Web page and app entries
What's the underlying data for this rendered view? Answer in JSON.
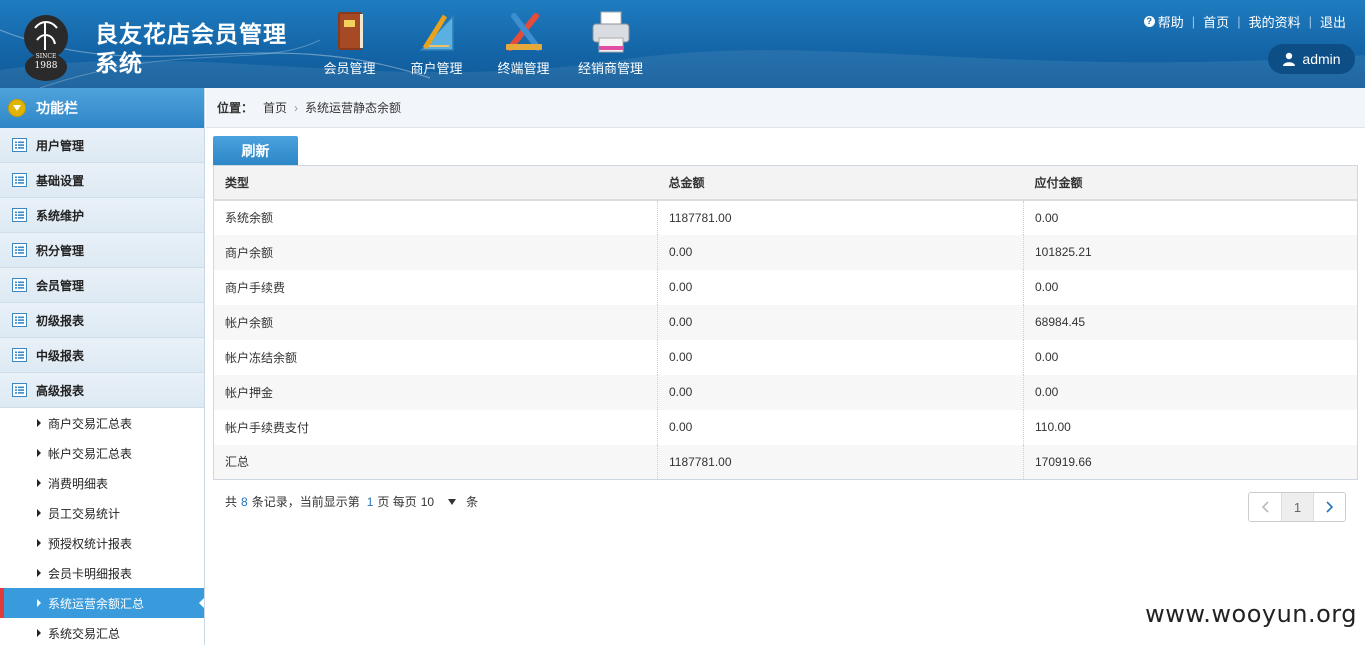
{
  "header": {
    "title": "良友花店会员管理系统",
    "logo_text": "SINCE 1988",
    "nav": [
      {
        "label": "会员管理",
        "icon": "book-icon"
      },
      {
        "label": "商户管理",
        "icon": "ruler-icon"
      },
      {
        "label": "终端管理",
        "icon": "tools-icon"
      },
      {
        "label": "经销商管理",
        "icon": "printer-icon"
      }
    ],
    "links": {
      "help": "帮助",
      "home": "首页",
      "profile": "我的资料",
      "logout": "退出"
    },
    "user": "admin"
  },
  "sidebar": {
    "title": "功能栏",
    "menu": [
      "用户管理",
      "基础设置",
      "系统维护",
      "积分管理",
      "会员管理",
      "初级报表",
      "中级报表",
      "高级报表"
    ],
    "sub": [
      "商户交易汇总表",
      "帐户交易汇总表",
      "消费明细表",
      "员工交易统计",
      "预授权统计报表",
      "会员卡明细报表",
      "系统运营余额汇总",
      "系统交易汇总"
    ],
    "active_sub": "系统运营余额汇总"
  },
  "breadcrumb": {
    "label": "位置：",
    "home": "首页",
    "current": "系统运营静态余额"
  },
  "toolbar": {
    "refresh": "刷新"
  },
  "table": {
    "headers": [
      "类型",
      "总金额",
      "应付金额"
    ],
    "rows": [
      [
        "系统余额",
        "1187781.00",
        "0.00"
      ],
      [
        "商户余额",
        "0.00",
        "101825.21"
      ],
      [
        "商户手续费",
        "0.00",
        "0.00"
      ],
      [
        "帐户余额",
        "0.00",
        "68984.45"
      ],
      [
        "帐户冻结余额",
        "0.00",
        "0.00"
      ],
      [
        "帐户押金",
        "0.00",
        "0.00"
      ],
      [
        "帐户手续费支付",
        "0.00",
        "110.00"
      ],
      [
        "汇总",
        "1187781.00",
        "170919.66"
      ]
    ]
  },
  "pager": {
    "prefix": "共",
    "total": "8",
    "mid": "条记录，当前显示第",
    "page": "1",
    "per_label": "页 每页",
    "per": "10",
    "suffix": "条",
    "current": "1"
  },
  "watermark": "www.wooyun.org"
}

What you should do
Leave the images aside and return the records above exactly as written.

Solved problem
What's the underlying data for this rendered view? Answer in JSON.
{
  "header": {
    "title": "良友花店会员管理系统",
    "logo_text": "SINCE 1988",
    "nav": [
      {
        "label": "会员管理",
        "icon": "book-icon"
      },
      {
        "label": "商户管理",
        "icon": "ruler-icon"
      },
      {
        "label": "终端管理",
        "icon": "tools-icon"
      },
      {
        "label": "经销商管理",
        "icon": "printer-icon"
      }
    ],
    "links": {
      "help": "帮助",
      "home": "首页",
      "profile": "我的资料",
      "logout": "退出"
    },
    "user": "admin"
  },
  "sidebar": {
    "title": "功能栏",
    "menu": [
      "用户管理",
      "基础设置",
      "系统维护",
      "积分管理",
      "会员管理",
      "初级报表",
      "中级报表",
      "高级报表"
    ],
    "sub": [
      "商户交易汇总表",
      "帐户交易汇总表",
      "消费明细表",
      "员工交易统计",
      "预授权统计报表",
      "会员卡明细报表",
      "系统运营余额汇总",
      "系统交易汇总"
    ],
    "active_sub": "系统运营余额汇总"
  },
  "breadcrumb": {
    "label": "位置：",
    "home": "首页",
    "current": "系统运营静态余额"
  },
  "toolbar": {
    "refresh": "刷新"
  },
  "table": {
    "headers": [
      "类型",
      "总金额",
      "应付金额"
    ],
    "rows": [
      [
        "系统余额",
        "1187781.00",
        "0.00"
      ],
      [
        "商户余额",
        "0.00",
        "101825.21"
      ],
      [
        "商户手续费",
        "0.00",
        "0.00"
      ],
      [
        "帐户余额",
        "0.00",
        "68984.45"
      ],
      [
        "帐户冻结余额",
        "0.00",
        "0.00"
      ],
      [
        "帐户押金",
        "0.00",
        "0.00"
      ],
      [
        "帐户手续费支付",
        "0.00",
        "110.00"
      ],
      [
        "汇总",
        "1187781.00",
        "170919.66"
      ]
    ]
  },
  "pager": {
    "prefix": "共",
    "total": "8",
    "mid": "条记录，当前显示第",
    "page": "1",
    "per_label": "页 每页",
    "per": "10",
    "suffix": "条",
    "current": "1"
  },
  "watermark": "www.wooyun.org"
}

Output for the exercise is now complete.